View Full Version : Orange spice, smells funny.

02-23-2009, 03:42 PM
Started 21/02/2009

Orange spice mead.

Main ingredients
3.5lbs oranges
8lbs windflower honey
1 Dried pear half, sliced up
3 Chunks Crystallised ginger
Small Handful raisins
Small Handful of dates
Splash of Maple syrup
4tbs Christmas Flavour tea
3Gal of water
2 tsp Yeast nutrient (Diammonium Phosphate,Ammonium sulphate)

Ginger powder
Clove powder
Cinnamon powder
Ground nutmeg

1.Washed the oranges and took the zest from half of them.
2.Removed all the skins and mashed up the flesh and added to my fermenting bin.Added all the spices and other ingredients here too.

3.Dissolved 8 lbs of honey in a gal of cool water and added to the fermentation bin.

4. Made up to 3 gallons and left to stand in warm place 2hrs. To bring the must up to a reasonable temperature.(took a sample to make a yeast starter,added a little warm water to the starter.)

5.Took a hydrometer reading.SG was 1.090~ give or take.

6. Aerated the must with a sanitised paddle for 5 mintues or more.

7.Added the yeast starter ,that I prepared earlier, to the mixture whilst it was still swirling.

8. Put the fermenter lid on and left.

The lag time ended Saturday evening,I aerated the must twice on sunday and all was well.

I went to college today without aerating it and when I got home my whole brewing room smelled of orange juice that had been left under a radiator , quite nasty. I checked the sg and it wasn't at the 1/3 break, so I aerated it vigerously which got rid of most of the smell.

What do you think the problem is, its being fermented at 71 degrees F ~, too warm? Should I remove the orange fruit cap or just aerate it some more?

Everything else seems fine, its fermenting vigerously.

02-24-2009, 06:10 PM
Thismorning it had reached the 1/3 sugar break, so it was down to 1.060~ from

Looks like the regular aerating early on payed off as there was no longer an unpleasent smell.

I have removed the fruit cap and it smells even better now. The yeast activity is churning the liquid all on its own. It looks like mini eruptions of lees swirling all over the place.

02-24-2009, 09:04 PM
Seems like you fixed your problem.

But I don't see any where what yeast you used. That might help the more experienced people here answer your question so that it doesn't happen again.

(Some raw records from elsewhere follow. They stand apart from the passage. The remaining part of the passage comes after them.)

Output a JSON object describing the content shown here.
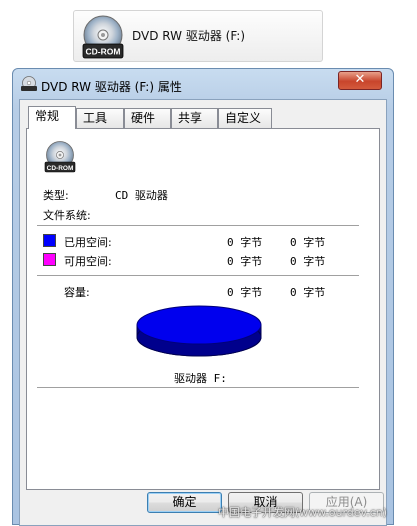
{
  "explorer": {
    "drive_name": "DVD RW 驱动器 (F:)",
    "icon": "cd-rom-drive-icon",
    "icon_text": "CD-ROM"
  },
  "dialog": {
    "title": "DVD RW 驱动器 (F:) 属性",
    "close_label": "✕",
    "tabs": [
      {
        "label": "常规",
        "active": true
      },
      {
        "label": "工具",
        "active": false
      },
      {
        "label": "硬件",
        "active": false
      },
      {
        "label": "共享",
        "active": false
      },
      {
        "label": "自定义",
        "active": false
      }
    ],
    "general": {
      "drive_icon": "cd-rom-drive-icon",
      "icon_text": "CD-ROM",
      "type_label": "类型:",
      "type_value": "CD 驱动器",
      "fs_label": "文件系统:",
      "fs_value": "",
      "used_label": "已用空间:",
      "used_value": "0 字节",
      "used_bytes": "0 字节",
      "used_color": "#0000ff",
      "free_label": "可用空间:",
      "free_value": "0 字节",
      "free_bytes": "0 字节",
      "free_color": "#ff00ff",
      "capacity_label": "容量:",
      "capacity_value": "0 字节",
      "capacity_bytes": "0 字节",
      "pie_color": "#0000ff",
      "drive_label": "驱动器 F:"
    },
    "buttons": {
      "ok": "确定",
      "cancel": "取消",
      "apply": "应用(A)"
    }
  },
  "watermark": "中国电子开发网(www.ourdev.cn)"
}
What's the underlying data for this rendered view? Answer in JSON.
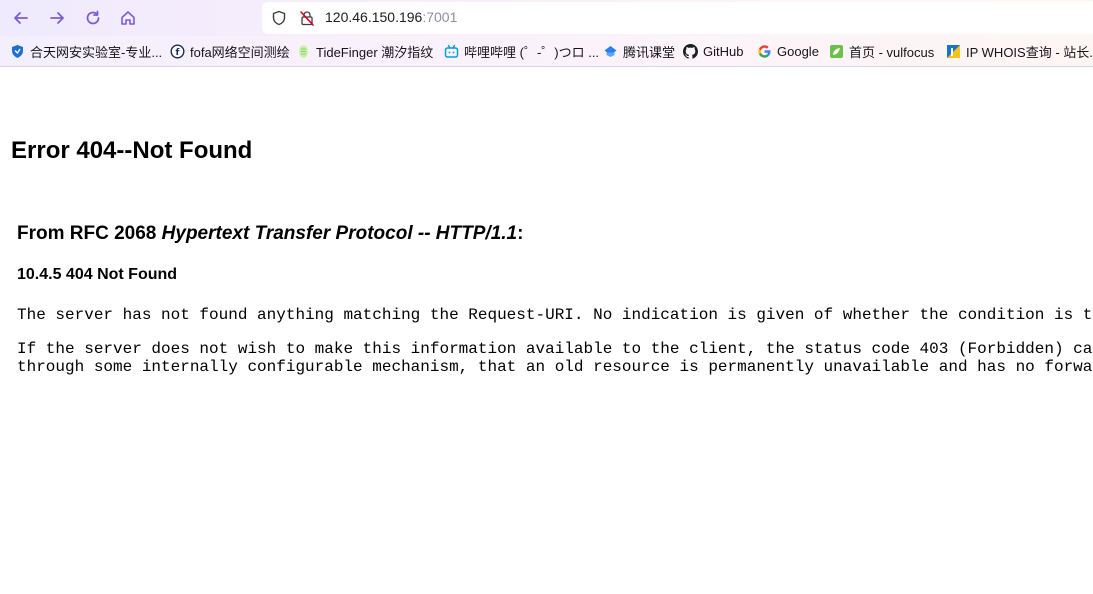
{
  "browser": {
    "url_host": "120.46.150.196",
    "url_port": ":7001"
  },
  "bookmarks": [
    {
      "label": "合天网安实验室-专业..."
    },
    {
      "label": "fofa网络空间测绘"
    },
    {
      "label": "TideFinger 潮汐指纹"
    },
    {
      "label": "哔哩哔哩 (゜-゜)つロ ..."
    },
    {
      "label": "腾讯课堂"
    },
    {
      "label": "GitHub"
    },
    {
      "label": "Google"
    },
    {
      "label": "首页 - vulfocus"
    },
    {
      "label": "IP WHOIS查询 - 站长..."
    }
  ],
  "page": {
    "title": "Error 404--Not Found",
    "rfc_prefix": "From RFC 2068 ",
    "rfc_italic": "Hypertext Transfer Protocol -- HTTP/1.1",
    "rfc_suffix": ":",
    "section": "10.4.5 404 Not Found",
    "para1": "The server has not found anything matching the Request-URI. No indication is given of whether the condition is t",
    "para2_line1": "If the server does not wish to make this information available to the client, the status code 403 (Forbidden) ca",
    "para2_line2": "through some internally configurable mechanism, that an old resource is permanently unavailable and has no forwa"
  }
}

Could it have been the spices contributing to the odor? I'm not too crazy about ginger most of the time, mainly because of it's smell. Earlier today I was mixing up a brine for corn beef and the ginger, while not over powering, seemed to really throw the rest of the aromas off balance, and stood out over the others, which melded into a very nice scent.

02-25-2009, 12:28 AM
i used a similar recipe when i made my first mead. (i'm just working on batch 3) mine was not as complex though. just oranges and honey. any way. when i made it, it smelled the same way you were describing. i was really worried about it but by the time i racked and cleared it the smell and taste was quite pleasant. i'm not saying don't worry about it. but thinking back i think the smell of the yeast mixed with the smell of the oranges was probably just not a good combo. once the yeast clears out it will probably be ok.

02-25-2009, 05:35 PM
But I don't see any where what yeast you used. That might help the more experienced people here answer your question so that it doesn't happen again.

It was a Young's "Boredeaux" yeast, not sure how good or bad they are.

I used it with the intention of making something smooth and rich with a festive flavour to put down for christmas, though I don't know alot about yeast.

I'm going to rack one gallon of it onto some gorse flowers, as they are in flower at the moment. Not sure how it will come out, but if you don't try you will never know.